- Why is quenching in oil better than water?
- Can you reuse quenching oil?
- How many times can you quench a blade?
- How do you harden steel with motor oil?
- How do you harden steel tool?
- What is the difference between hardening and tempering steel?
- What oil is used for quenching steel?
- What does oil quenching do to steel?
- How do you harden steel at home?
- Should I quench in water or oil?
- Why is quenching in water bad?
- What is the highest grade steel?
- What kind of oil do blacksmiths use to quench?
Why is quenching in oil better than water?
Water-quenched steels will generally be harder than oil-quenched steels.
This is mainly because the thermal conductivity of water is higher than the thermal conductivity of most oils (that I know); consequently, the rates of cooling will be less rapid (or lower) in oils compared with water..

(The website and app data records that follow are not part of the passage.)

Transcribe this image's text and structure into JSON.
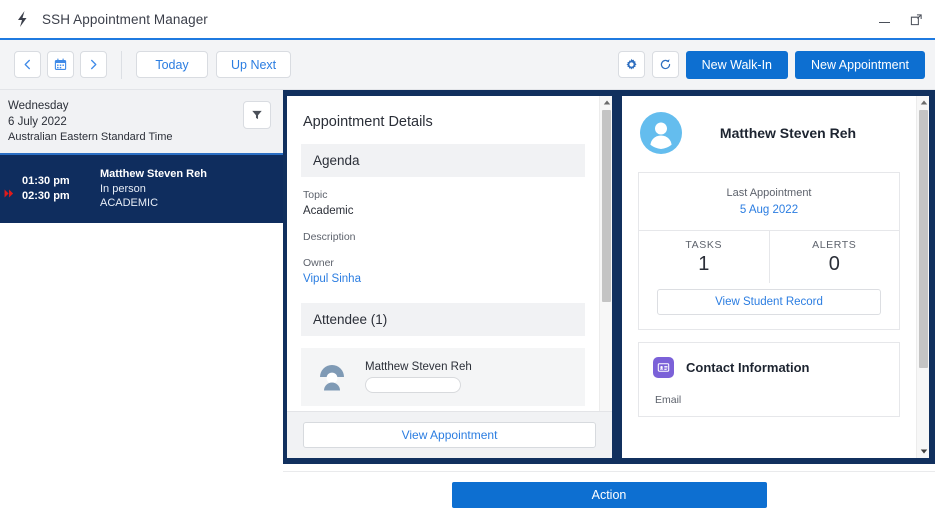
{
  "window": {
    "title": "SSH Appointment Manager",
    "logo_icon": "lightning-bolt-icon",
    "minimize_label": "Minimize",
    "restore_label": "Restore Down"
  },
  "toolbar": {
    "prev_icon": "chevron-left-icon",
    "calendar_icon": "calendar-icon",
    "next_icon": "chevron-right-icon",
    "today_label": "Today",
    "up_next_label": "Up Next",
    "settings_icon": "gear-icon",
    "refresh_icon": "refresh-icon",
    "new_walk_in_label": "New Walk-In",
    "new_appointment_label": "New Appointment"
  },
  "sidebar": {
    "weekday": "Wednesday",
    "date": "6 July 2022",
    "timezone": "Australian Eastern Standard Time",
    "filter_icon": "filter-funnel-icon",
    "appointments": [
      {
        "marker_icon": "double-chevron-right-icon",
        "start_time": "01:30 pm",
        "end_time": "02:30 pm",
        "name": "Matthew Steven Reh",
        "mode": "In person",
        "category": "ACADEMIC"
      }
    ]
  },
  "details": {
    "title": "Appointment Details",
    "agenda_header": "Agenda",
    "topic_label": "Topic",
    "topic_value": "Academic",
    "description_label": "Description",
    "description_value": "",
    "owner_label": "Owner",
    "owner_value": "Vipul Sinha",
    "attendee_header": "Attendee (1)",
    "attendee_name": "Matthew Steven Reh",
    "attendee_avatar_icon": "user-avatar-icon",
    "view_appointment_label": "View Appointment",
    "scroll_up_icon": "scroll-up-arrow-icon",
    "scroll_down_icon": "scroll-down-arrow-icon"
  },
  "student": {
    "avatar_icon": "user-avatar-icon",
    "name": "Matthew Steven Reh",
    "last_appointment_label": "Last Appointment",
    "last_appointment_date": "5 Aug 2022",
    "tasks_label": "TASKS",
    "tasks_count": "1",
    "alerts_label": "ALERTS",
    "alerts_count": "0",
    "view_student_record_label": "View Student Record",
    "contact_icon": "contact-card-icon",
    "contact_title": "Contact Information",
    "email_label": "Email",
    "scroll_up_icon": "scroll-up-arrow-icon",
    "scroll_down_icon": "scroll-down-arrow-icon"
  },
  "footer": {
    "action_label": "Action"
  },
  "colors": {
    "accent_blue": "#0d6fd1",
    "link_blue": "#2b7de1",
    "panel_navy": "#11305e",
    "appointment_navy": "#0f2d5e",
    "contact_purple": "#7b61d8",
    "marker_red": "#e01b1b"
  }
}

Can you reuse quenching oil?
Yes you can reuse it. After thousands of quenches, it will start to degrade and lose quenching speed. As for disposal, if you follow your local disposal instructions for either motor oil or cooking oil, you’ll be fine.
How many times can you quench a blade?
2) You can quench a blade twice in an interrupted quench.
How do you harden steel with motor oil?
One way to do this is to make the steel red-hot, then plunge it into motor oil. The carbon in the motor oil bonds with the top layer of red-hot steel molecules and forms a tough outer covering on the steel. One last step is necessary, however, before your hardened steel is ready to work with.
How do you harden steel tool?
HARDENING AND TEMPERING OF TOOL AND DIE STEELS. Hardening involves controlled heating to a critical temperature dictated by the type of steel (in the range 760- 1300°C) followed by controlled cooling. Dependent on the type of material, appropriate cooling rates vary from very fast (water quench) to very slow (air cool) …
What is the difference between hardening and tempering steel?
A treatment in which a part is subjected to two complete hardening operations, or first an annealing process followed by a hardening process. Tempering is a low temperature heat treatment process normally performed after a hardening process in order to reach a desired hardness/toughness ratio.
What oil is used for quenching steel?
The two most common food grade oils used in this process are peanut and canola oil. Both of these oils have high flash points which is good for the quenching process.
What does oil quenching do to steel?
Quench oil serves two primary functions. It facilitates hardening of steel by controlling heat transfer during quenching, and it enhances wetting of steel during quenching to minimize the formation of undesirable thermal and transformational gradients which may lead to increased distortion and cracking.
How do you harden steel at home?
Prepare the tools for the process. … Use a forge or small ceramic oven if possible. … Put on heavy gloves and safety glasses before heating the steel. … Immerse the metal into the oil when it glows a deep red. … Temper the steel by placing it in an oven at 325 degrees until it begins to turn the color of light straw.More items…
Should I quench in water or oil?
Water quenching is a rapid cooling, where water as a qenching medium extracts heat much faster. While oil as a medium will extract heat much slower, hence rate of cooling will be slower than water.
Why is quenching in water bad?
Water is one of the most efficient quenching media where maximum hardness is desired, but there is a small chance that it may cause distortion and tiny cracking. … These oil-based fluids often oxidize and form a sludge during quenching, which consequently lowers the efficiency of the process.
What is the highest grade steel?
Increased chromium for improved high temperature corrosion/oxidation resistance. Type 440—a higher grade of cutlery steel, with more carbon, allowing for much better edge retention when properly heat-treated. It can be hardened to approximately Rockwell 58 hardness, making it one of the hardest stainless steels.
What kind of oil do blacksmiths use to quench?
There are many food-grade quenching oil options available to use for blacksmithing. Among these options are vegetable, peanut, and avocado oil. Some commonly used vegetable oils are canola, olive, and palm kernel oil. Vegetable oil is very cheap and comes from renewable sources.